Problem statement :: Some lines in the listing hold the word "data". Return each of them.

== Record extracts ==

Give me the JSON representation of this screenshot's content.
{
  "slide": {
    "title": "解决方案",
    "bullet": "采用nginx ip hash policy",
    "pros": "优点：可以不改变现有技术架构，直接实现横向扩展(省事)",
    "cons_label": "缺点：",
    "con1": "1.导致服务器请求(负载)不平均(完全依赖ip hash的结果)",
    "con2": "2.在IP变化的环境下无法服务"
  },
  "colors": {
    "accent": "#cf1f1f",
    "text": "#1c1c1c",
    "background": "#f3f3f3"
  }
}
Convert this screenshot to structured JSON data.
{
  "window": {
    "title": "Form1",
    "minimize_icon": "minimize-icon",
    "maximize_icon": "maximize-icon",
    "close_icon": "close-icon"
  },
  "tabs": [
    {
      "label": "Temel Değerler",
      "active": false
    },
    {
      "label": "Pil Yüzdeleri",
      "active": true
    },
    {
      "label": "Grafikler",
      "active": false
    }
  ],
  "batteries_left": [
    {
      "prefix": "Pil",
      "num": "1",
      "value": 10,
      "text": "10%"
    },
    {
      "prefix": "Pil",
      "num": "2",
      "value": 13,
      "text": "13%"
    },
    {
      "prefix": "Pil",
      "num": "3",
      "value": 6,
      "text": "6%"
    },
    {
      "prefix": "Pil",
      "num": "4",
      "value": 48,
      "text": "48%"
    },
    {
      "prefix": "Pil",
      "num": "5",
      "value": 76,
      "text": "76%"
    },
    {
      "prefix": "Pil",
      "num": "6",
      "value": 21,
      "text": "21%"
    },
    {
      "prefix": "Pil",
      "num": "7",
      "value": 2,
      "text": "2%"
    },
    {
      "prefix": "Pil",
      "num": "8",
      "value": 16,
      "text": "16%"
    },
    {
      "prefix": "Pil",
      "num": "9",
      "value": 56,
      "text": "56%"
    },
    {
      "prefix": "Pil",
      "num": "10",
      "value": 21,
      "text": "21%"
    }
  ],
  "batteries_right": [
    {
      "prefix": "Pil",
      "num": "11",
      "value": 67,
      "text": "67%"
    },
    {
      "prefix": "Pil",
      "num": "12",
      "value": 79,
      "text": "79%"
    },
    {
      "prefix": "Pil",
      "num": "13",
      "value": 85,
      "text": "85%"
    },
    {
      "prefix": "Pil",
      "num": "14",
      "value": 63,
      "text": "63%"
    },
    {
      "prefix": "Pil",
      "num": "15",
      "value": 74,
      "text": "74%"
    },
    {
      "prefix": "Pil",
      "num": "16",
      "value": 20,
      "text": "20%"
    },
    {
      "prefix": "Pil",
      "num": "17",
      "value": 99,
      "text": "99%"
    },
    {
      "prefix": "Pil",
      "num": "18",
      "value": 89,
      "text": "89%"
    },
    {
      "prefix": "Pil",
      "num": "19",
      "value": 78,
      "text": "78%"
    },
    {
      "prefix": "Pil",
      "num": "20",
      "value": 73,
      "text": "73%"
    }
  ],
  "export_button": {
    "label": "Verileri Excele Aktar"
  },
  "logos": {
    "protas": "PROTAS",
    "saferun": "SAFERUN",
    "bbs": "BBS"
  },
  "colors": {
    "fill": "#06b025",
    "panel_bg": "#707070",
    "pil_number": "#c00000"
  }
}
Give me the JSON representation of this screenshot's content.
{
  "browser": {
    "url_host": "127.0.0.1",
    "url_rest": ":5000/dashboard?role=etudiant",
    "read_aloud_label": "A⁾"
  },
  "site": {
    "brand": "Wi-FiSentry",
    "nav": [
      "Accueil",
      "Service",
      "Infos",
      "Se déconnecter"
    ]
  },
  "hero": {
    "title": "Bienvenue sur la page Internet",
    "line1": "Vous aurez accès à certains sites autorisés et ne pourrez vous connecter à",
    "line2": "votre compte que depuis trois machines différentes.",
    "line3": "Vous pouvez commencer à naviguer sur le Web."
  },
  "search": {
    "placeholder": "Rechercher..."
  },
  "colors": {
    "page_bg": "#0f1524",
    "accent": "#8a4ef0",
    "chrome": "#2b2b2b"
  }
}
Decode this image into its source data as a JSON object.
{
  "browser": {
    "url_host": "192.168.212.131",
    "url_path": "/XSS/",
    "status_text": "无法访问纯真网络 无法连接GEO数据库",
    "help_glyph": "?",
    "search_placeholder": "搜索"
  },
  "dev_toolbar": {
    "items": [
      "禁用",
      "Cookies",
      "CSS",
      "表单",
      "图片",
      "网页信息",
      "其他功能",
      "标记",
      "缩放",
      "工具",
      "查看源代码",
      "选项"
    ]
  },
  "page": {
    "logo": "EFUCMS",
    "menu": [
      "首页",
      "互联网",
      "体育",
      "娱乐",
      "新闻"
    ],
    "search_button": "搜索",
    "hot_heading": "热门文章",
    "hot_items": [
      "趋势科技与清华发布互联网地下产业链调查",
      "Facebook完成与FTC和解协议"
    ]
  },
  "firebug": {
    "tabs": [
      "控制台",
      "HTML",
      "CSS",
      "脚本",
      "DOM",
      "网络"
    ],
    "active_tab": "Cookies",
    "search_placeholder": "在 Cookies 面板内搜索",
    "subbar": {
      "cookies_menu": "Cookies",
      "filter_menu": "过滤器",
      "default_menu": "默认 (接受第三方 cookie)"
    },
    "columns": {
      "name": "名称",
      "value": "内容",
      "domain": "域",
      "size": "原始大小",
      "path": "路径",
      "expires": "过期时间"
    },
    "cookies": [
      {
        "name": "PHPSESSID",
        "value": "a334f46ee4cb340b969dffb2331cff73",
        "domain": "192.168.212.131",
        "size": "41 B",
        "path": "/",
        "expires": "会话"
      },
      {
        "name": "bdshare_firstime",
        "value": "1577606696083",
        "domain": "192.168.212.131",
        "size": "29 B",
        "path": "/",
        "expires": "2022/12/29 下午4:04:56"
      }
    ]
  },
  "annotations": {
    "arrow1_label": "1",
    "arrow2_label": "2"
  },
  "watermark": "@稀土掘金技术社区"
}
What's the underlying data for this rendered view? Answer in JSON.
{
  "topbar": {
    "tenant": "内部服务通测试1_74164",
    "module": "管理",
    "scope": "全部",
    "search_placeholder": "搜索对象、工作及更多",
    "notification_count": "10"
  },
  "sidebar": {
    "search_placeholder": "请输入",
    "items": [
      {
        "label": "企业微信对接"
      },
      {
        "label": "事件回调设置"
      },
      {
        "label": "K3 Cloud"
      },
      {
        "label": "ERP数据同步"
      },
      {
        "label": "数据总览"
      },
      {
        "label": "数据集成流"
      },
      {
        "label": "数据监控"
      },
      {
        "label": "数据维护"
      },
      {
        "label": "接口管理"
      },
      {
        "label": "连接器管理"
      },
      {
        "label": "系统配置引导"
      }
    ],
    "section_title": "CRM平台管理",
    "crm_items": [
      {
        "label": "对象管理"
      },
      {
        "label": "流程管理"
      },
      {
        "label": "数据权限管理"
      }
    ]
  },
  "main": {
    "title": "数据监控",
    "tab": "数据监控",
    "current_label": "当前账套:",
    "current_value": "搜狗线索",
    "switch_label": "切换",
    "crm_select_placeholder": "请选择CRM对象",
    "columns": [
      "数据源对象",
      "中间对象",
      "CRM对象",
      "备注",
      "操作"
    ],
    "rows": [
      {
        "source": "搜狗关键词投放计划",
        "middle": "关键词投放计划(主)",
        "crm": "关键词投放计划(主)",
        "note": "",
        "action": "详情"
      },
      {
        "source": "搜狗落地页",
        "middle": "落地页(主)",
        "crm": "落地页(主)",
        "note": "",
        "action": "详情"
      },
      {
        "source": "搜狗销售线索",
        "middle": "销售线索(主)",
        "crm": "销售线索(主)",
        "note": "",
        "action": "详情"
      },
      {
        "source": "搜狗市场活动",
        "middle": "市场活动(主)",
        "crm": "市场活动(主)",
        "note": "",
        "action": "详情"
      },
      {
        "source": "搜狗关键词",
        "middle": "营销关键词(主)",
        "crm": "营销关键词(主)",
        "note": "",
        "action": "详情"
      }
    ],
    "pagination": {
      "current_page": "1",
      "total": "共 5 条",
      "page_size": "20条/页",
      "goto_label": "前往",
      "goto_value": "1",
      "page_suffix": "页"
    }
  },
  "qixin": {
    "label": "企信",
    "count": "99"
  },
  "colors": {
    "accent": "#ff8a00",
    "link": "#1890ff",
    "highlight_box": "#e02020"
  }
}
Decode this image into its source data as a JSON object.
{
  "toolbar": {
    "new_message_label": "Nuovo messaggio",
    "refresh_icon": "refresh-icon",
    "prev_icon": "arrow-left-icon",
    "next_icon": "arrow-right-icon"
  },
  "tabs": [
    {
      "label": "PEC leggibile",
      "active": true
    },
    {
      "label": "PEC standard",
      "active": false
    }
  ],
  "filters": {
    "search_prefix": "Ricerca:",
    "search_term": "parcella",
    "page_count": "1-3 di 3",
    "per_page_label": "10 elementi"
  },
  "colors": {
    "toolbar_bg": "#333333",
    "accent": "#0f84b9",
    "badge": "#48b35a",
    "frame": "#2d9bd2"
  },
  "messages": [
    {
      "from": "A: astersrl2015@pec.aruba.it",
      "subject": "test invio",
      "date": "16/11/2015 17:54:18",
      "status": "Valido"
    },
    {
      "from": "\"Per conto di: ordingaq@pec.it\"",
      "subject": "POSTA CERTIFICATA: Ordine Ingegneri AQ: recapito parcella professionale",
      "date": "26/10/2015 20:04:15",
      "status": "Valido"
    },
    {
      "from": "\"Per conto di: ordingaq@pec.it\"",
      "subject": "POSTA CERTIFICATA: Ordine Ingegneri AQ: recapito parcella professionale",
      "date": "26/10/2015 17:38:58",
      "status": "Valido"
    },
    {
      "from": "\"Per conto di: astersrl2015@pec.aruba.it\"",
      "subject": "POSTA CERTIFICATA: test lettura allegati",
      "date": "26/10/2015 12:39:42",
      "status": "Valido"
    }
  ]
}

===

Response area ::
Convert this screenshot to structured JSON data.
Decode this image into its source data as a JSON object.
What's the underlying data for this rendered view? Answer in JSON.
Decode this image into its source data as a JSON object.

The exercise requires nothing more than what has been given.